There are two main types of radiation, ionising and non-ionising, the main difference between ionising and non-ionising radiation is in the amount of energy the radiation carries. Ionising radiation carries more energy than non-ionising radiation.
Ionising radiation includes: X-rays, gamma rays, radiation from radioactive sources and sources of naturally occurring radiation, such as radon gas. Ionising radiation has many uses in industry, such as, manufacturing, medicine and research and produces many benefits to society. However, it is important that the risks of ionising radiation are managed to protect workers and the public.
Non-ionising radiation includes: visible light, ultra-violet light, infra-red radiation, and electromagnetic fields. Sources of electromagnetic fields are used extensively in telecommunications and manufacturing with little evidence of related long-term health problems. Ultra-violet light is part of natural sunlight and also forms part of some man-made light sources.
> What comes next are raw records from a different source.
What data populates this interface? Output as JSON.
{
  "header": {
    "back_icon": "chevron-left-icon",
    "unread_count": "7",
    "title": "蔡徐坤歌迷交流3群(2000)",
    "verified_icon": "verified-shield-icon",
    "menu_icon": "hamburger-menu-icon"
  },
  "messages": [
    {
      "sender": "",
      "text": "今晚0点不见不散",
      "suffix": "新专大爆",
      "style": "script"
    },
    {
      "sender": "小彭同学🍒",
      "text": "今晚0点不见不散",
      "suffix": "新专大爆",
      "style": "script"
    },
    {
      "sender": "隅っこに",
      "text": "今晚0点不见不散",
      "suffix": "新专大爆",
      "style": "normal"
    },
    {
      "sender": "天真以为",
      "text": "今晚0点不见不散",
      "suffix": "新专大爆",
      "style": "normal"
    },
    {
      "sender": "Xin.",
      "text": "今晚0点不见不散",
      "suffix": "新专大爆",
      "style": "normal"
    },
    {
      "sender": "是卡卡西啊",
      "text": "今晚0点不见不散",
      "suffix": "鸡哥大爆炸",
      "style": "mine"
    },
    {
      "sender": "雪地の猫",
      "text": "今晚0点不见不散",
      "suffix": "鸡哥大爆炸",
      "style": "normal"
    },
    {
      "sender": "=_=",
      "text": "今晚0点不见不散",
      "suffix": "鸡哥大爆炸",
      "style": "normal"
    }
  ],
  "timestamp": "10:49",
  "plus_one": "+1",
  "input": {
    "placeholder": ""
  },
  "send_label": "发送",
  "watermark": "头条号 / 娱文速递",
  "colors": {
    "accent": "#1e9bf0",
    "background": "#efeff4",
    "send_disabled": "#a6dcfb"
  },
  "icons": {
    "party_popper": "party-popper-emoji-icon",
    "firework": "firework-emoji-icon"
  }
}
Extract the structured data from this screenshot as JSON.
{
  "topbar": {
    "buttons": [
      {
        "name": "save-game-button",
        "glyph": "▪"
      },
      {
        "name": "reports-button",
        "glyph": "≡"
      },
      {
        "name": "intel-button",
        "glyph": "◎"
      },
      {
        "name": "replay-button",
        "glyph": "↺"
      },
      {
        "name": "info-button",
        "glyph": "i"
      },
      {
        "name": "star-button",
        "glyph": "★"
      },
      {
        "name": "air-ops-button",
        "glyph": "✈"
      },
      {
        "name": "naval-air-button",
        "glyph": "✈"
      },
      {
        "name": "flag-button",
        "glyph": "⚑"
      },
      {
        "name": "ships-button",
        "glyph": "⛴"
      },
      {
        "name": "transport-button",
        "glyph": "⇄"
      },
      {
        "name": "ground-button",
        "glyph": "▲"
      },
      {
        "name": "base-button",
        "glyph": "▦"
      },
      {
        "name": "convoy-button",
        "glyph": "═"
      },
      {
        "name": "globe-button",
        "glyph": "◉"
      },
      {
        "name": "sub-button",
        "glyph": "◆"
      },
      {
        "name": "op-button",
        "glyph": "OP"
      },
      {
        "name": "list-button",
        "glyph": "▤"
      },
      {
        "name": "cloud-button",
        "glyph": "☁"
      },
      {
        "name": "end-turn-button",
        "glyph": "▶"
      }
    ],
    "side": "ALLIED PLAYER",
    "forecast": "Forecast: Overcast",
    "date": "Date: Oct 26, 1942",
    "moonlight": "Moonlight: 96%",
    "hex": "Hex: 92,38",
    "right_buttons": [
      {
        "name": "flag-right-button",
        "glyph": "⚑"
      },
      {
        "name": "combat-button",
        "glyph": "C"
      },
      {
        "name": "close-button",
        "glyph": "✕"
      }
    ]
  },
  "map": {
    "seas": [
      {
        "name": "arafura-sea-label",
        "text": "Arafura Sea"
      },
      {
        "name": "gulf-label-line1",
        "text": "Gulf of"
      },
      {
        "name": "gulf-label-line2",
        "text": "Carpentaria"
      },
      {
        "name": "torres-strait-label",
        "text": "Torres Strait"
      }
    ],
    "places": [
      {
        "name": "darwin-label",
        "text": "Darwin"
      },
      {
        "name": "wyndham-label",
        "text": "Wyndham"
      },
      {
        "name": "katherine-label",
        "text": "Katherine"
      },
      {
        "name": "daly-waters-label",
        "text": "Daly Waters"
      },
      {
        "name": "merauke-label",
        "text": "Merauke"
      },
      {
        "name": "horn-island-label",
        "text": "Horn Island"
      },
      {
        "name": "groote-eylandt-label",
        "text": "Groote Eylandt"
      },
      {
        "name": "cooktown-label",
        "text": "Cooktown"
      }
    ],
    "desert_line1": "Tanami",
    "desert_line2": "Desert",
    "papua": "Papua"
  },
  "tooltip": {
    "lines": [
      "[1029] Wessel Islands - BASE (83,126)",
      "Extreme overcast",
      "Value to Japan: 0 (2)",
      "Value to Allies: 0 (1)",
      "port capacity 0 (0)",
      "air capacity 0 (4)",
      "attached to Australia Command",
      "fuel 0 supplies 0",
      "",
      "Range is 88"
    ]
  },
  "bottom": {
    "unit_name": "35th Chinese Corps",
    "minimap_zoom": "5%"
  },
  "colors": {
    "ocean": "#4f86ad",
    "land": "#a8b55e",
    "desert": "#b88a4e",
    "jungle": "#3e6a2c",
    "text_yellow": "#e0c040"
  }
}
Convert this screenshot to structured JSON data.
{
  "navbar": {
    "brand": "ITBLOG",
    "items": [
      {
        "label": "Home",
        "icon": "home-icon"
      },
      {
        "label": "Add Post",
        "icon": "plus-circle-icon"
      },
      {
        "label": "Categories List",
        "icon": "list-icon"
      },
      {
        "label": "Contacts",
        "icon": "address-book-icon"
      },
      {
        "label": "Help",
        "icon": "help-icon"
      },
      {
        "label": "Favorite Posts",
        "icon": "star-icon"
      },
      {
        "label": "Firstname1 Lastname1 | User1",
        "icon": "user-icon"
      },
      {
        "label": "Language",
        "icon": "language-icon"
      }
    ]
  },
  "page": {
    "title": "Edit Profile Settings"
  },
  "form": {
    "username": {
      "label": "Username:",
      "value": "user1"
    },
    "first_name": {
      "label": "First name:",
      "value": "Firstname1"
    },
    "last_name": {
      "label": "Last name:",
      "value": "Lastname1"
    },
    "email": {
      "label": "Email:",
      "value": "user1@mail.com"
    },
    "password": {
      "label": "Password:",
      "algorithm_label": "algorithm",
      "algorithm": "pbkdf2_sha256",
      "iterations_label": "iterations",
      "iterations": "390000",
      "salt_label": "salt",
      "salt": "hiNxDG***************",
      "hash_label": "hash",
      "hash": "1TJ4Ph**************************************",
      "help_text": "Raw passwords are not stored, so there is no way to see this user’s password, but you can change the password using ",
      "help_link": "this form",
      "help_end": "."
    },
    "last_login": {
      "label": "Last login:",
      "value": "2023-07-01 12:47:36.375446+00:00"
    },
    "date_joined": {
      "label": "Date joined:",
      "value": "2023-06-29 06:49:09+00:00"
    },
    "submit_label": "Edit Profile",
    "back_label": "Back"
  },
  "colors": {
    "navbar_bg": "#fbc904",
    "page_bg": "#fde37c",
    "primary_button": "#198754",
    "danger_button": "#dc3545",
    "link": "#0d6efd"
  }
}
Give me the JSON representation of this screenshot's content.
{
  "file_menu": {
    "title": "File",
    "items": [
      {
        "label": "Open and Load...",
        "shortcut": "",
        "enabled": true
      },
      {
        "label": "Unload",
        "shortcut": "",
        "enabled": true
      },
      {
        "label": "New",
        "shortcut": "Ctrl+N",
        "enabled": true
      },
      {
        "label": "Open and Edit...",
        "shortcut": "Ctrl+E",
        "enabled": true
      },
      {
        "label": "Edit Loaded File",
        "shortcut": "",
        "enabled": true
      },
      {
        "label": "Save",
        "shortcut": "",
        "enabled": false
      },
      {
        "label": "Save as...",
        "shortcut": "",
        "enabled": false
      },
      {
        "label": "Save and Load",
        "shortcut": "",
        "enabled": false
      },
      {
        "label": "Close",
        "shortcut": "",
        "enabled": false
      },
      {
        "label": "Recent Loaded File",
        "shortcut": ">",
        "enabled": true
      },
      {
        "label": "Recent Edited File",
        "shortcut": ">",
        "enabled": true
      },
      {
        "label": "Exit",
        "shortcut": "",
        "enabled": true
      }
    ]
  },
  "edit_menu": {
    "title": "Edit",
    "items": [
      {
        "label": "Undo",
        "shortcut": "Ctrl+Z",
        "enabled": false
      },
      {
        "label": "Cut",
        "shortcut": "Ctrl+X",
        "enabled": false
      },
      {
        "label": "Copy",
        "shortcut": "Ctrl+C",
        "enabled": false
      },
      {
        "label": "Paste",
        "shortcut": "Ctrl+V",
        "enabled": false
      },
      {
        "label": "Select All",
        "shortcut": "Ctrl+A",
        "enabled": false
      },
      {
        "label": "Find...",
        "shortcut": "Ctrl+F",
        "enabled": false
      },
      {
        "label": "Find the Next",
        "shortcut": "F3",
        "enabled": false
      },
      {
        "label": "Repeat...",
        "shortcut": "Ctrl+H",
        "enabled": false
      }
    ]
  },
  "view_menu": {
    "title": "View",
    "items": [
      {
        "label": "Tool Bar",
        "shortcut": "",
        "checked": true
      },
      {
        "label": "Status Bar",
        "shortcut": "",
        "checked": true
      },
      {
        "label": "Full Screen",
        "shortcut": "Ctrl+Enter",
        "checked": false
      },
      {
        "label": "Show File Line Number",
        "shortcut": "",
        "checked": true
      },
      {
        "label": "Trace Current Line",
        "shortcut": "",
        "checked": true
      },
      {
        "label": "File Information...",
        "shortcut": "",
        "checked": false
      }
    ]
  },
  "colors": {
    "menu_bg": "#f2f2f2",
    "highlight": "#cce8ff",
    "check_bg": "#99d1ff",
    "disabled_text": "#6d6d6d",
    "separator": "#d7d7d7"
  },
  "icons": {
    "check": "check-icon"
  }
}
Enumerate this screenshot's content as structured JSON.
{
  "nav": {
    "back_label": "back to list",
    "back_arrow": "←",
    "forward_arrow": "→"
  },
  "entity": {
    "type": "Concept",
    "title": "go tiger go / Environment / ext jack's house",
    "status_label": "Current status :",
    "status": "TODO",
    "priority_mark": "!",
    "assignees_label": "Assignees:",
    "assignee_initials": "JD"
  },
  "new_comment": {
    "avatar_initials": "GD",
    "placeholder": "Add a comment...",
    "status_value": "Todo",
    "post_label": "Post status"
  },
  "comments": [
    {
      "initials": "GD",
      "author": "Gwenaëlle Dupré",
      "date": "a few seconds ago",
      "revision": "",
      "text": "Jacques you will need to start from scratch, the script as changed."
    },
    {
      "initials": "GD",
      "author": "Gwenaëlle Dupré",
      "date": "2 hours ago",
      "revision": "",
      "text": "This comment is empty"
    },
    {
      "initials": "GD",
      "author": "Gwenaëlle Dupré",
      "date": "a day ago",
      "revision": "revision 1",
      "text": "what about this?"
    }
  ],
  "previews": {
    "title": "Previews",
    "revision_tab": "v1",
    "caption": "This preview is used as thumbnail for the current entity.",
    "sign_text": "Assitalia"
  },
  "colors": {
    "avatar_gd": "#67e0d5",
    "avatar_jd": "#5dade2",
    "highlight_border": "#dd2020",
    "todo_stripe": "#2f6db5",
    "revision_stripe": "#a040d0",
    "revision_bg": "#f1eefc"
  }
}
It can cause a number of health problems, including skin cancer.
GHS Health and Safety consultants can help your business on carrying out risk assessments, determining exposure to your workforce and potential leak paths to soil and ground water, controlling risks, arranging health surveillance, and how to obtain competent help with your assessment and control of risks.
One of the first recognised occupational diseases was mercury poisoning leading to psychosis for individuals working with mercury. Mercury in the form of mercury nitrate was used to cure/ treat and condition fur to make felt hats.
Mercury in crude oils exists in three distinct forms, elemental, inorganic and organometallic, some of these are shown in the list below.
- Elemental Mercury (Hg);
- Organometallic Mercury (R2Hg); and
- Inorganic Mercury (HgCl2, HgS, RHgX).
Most mercury compounds are soluble in hydrocarbons and these constitute the bulk of the mercury in hydrocarbons. However, absorption of elemental mercury onto surfaces of suspended particles is also another common form. When the saturation limit for elemental mercury is reached mercury will exist as fine suspended droplets, which can settle during storage or transport, but will dissolve upon heating.
GHS Health and Safety consultants can help your business to carry out mercury risk assessments, determining exposure to your workforce and potential contamination leak paths to soil, controlling risks, arranging health surveillance, and how to obtain competent help with your assessments